Steve Peters and Maureen McHugh, Founding Partners, No Mimes Media (Watchmen, The Dark Knight, Nine Inch Nails, Pirates of the Caribbean II)
Jordan Weisman, Founder, Smith & Tinker (The Beast, I Love Bees, Year Zero)
Panel 3: "Designing Transmedia Worlds"
Moderator: Henry Jenkins
Panelists: David Brisbin, Art Director/Production Designer (Twilight, New Moon, The Day the Earth Stood Still, Drug Store Cowboy)
Danny Bilson, THQ (The Rocketeer, Medal of Honor, The Flash, The Sentinel)
Derek Johnson, Assistant Professor, University of North Texas
R. Eric Lieb, Partner, Blacklight Transmedia. Former Editor-in-Chief, Fox Atomic Comics; & Director of Development, Fox Atomic (28 Weeks Later; Jennifer's Body; I Love You Beth Cooper)
Louisa Stein, Head of TV/Film Critical Studies Program, San Diego State University (Limits: New Media, Genre and Fan Texts; Watching Teen TV: Text and Culture)
Panel 4: "Who Let the Fans In?: 'Next-Gen Digi-Marketing'"
Moderator: Denise Mann
Panelists: J.D. Black, Vice-President, Marketing, Sony Imageworks Interactive (digital campaigns for Surf's Up, Cloudy With A Chance of Meatballs, 2012, District 9, The Boondocks)
John Caldwell, Professor, UCLA Department of Film, TV, Digital Media (Production Studies: Cultural Studies of Film/Television Work Worlds; Production Culture: Industrial Reflexivity and Critical Practice in Film/Television; New Media: Theories and Practices of Digitextuality; Televisuality: Style, Crisis, and Authority in American Television)
Alan Friel, Partner, Wildman, Harrold, Allen & Dixon LLP
John Hegeman, Chief Marketing Office, New Regency Productions (marketing campaigns for Saw 1 & 2, Crash at Lionsgate; The Blair Witch Project at Artisan)
Roberta Pearson, Professor, University of Nottingham (Reading Lost; Cult Television; The Many Lives of Batman: Critical Approaches)

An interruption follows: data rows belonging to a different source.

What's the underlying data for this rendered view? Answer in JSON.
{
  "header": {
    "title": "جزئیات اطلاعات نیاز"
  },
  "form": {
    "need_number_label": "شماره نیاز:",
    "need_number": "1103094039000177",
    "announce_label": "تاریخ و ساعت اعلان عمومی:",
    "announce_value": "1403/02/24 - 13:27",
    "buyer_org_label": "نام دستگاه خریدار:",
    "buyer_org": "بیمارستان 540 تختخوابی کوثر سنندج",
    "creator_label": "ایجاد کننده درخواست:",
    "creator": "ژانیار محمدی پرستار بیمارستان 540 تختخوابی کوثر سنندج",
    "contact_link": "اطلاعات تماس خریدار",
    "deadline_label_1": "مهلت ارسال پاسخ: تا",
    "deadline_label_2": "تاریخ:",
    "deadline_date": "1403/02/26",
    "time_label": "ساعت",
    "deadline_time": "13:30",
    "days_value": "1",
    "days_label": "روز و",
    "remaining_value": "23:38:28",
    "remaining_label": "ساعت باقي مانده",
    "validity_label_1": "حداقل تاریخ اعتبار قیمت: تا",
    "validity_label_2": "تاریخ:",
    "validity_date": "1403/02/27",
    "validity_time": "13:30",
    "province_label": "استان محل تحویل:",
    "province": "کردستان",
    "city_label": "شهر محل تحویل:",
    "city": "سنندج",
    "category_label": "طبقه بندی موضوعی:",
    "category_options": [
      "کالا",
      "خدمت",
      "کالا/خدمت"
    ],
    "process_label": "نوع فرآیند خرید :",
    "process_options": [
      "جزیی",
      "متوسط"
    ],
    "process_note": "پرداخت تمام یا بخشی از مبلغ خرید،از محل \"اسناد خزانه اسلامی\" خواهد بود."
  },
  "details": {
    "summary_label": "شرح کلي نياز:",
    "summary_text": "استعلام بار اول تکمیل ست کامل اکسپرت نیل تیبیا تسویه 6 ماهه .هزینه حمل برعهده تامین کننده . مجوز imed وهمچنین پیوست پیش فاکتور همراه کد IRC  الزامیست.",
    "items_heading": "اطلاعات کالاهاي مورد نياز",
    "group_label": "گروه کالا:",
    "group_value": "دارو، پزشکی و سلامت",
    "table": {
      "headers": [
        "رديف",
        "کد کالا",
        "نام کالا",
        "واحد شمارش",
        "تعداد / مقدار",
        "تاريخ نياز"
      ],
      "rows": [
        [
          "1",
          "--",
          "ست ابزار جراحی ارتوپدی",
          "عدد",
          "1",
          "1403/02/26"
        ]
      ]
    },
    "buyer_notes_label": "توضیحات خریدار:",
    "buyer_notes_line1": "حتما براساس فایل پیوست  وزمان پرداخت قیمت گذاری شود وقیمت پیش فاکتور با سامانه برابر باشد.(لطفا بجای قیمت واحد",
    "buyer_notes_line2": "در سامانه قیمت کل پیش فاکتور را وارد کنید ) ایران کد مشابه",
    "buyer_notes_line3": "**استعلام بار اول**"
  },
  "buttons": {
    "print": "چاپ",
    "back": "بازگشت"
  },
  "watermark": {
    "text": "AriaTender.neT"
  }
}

Steve Wax, Co-founder and Managing Partner, Campfire (HBO's TrueBlood, Audi's The Art of the Heist; Discovery Channel's Shark Week marketing adventure, Frenzied Waters).